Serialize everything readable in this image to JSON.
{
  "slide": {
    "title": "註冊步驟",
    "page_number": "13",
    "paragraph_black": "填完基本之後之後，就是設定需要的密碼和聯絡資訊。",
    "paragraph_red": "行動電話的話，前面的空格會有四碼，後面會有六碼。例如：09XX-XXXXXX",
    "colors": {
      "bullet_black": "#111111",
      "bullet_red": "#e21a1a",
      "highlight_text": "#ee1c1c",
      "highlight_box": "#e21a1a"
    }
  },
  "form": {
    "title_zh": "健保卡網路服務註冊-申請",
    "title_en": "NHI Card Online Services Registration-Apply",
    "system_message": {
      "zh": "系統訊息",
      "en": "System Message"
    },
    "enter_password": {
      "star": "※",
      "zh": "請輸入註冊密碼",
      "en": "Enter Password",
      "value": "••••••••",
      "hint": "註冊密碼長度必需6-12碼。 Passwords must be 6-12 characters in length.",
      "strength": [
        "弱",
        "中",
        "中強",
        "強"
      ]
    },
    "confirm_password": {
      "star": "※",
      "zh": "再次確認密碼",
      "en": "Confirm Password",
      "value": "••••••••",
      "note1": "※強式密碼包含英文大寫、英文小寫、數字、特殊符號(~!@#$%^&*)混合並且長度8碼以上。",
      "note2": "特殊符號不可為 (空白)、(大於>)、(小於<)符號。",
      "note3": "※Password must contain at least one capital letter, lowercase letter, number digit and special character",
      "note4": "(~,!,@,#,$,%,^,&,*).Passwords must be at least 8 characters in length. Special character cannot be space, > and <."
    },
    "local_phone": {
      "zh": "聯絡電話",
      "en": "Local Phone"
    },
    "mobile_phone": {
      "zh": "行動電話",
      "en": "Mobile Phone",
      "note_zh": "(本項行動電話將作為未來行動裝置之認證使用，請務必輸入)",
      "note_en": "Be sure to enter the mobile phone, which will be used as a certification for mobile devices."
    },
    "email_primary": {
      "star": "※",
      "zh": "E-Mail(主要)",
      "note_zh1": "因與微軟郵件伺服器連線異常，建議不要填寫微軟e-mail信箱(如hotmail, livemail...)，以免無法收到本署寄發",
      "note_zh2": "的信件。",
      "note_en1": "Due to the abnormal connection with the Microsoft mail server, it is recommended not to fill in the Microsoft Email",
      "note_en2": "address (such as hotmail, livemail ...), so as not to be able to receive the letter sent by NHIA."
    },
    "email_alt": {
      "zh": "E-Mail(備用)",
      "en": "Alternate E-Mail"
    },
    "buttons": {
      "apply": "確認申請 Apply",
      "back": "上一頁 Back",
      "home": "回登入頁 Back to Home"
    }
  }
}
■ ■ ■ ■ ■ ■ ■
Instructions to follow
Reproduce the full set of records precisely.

Written solution
Serialize everything readable in this image to JSON.
{
  "slide": {
    "title": "註冊步驟",
    "page_number": "13",
    "paragraph_black": "填完基本之後之後，就是設定需要的密碼和聯絡資訊。",
    "paragraph_red": "行動電話的話，前面的空格會有四碼，後面會有六碼。例如：09XX-XXXXXX",
    "colors": {
      "bullet_black": "#111111",
      "bullet_red": "#e21a1a",
      "highlight_text": "#ee1c1c",
      "highlight_box": "#e21a1a"
    }
  },
  "form": {
    "title_zh": "健保卡網路服務註冊-申請",
    "title_en": "NHI Card Online Services Registration-Apply",
    "system_message": {
      "zh": "系統訊息",
      "en": "System Message"
    },
    "enter_password": {
      "star": "※",
      "zh": "請輸入註冊密碼",
      "en": "Enter Password",
      "value": "••••••••",
      "hint": "註冊密碼長度必需6-12碼。 Passwords must be 6-12 characters in length.",
      "strength": [
        "弱",
        "中",
        "中強",
        "強"
      ]
    },
    "confirm_password": {
      "star": "※",
      "zh": "再次確認密碼",
      "en": "Confirm Password",
      "value": "••••••••",
      "note1": "※強式密碼包含英文大寫、英文小寫、數字、特殊符號(~!@#$%^&*)混合並且長度8碼以上。",
      "note2": "特殊符號不可為 (空白)、(大於>)、(小於<)符號。",
      "note3": "※Password must contain at least one capital letter, lowercase letter, number digit and special character",
      "note4": "(~,!,@,#,$,%,^,&,*).Passwords must be at least 8 characters in length. Special character cannot be space, > and <."
    },
    "local_phone": {
      "zh": "聯絡電話",
      "en": "Local Phone"
    },
    "mobile_phone": {
      "zh": "行動電話",
      "en": "Mobile Phone",
      "note_zh": "(本項行動電話將作為未來行動裝置之認證使用，請務必輸入)",
      "note_en": "Be sure to enter the mobile phone, which will be used as a certification for mobile devices."
    },
    "email_primary": {
      "star": "※",
      "zh": "E-Mail(主要)",
      "note_zh1": "因與微軟郵件伺服器連線異常，建議不要填寫微軟e-mail信箱(如hotmail, livemail...)，以免無法收到本署寄發",
      "note_zh2": "的信件。",
      "note_en1": "Due to the abnormal connection with the Microsoft mail server, it is recommended not to fill in the Microsoft Email",
      "note_en2": "address (such as hotmail, livemail ...), so as not to be able to receive the letter sent by NHIA."
    },
    "email_alt": {
      "zh": "E-Mail(備用)",
      "en": "Alternate E-Mail"
    },
    "buttons": {
      "apply": "確認申請 Apply",
      "back": "上一頁 Back",
      "home": "回登入頁 Back to Home"
    }
  }
}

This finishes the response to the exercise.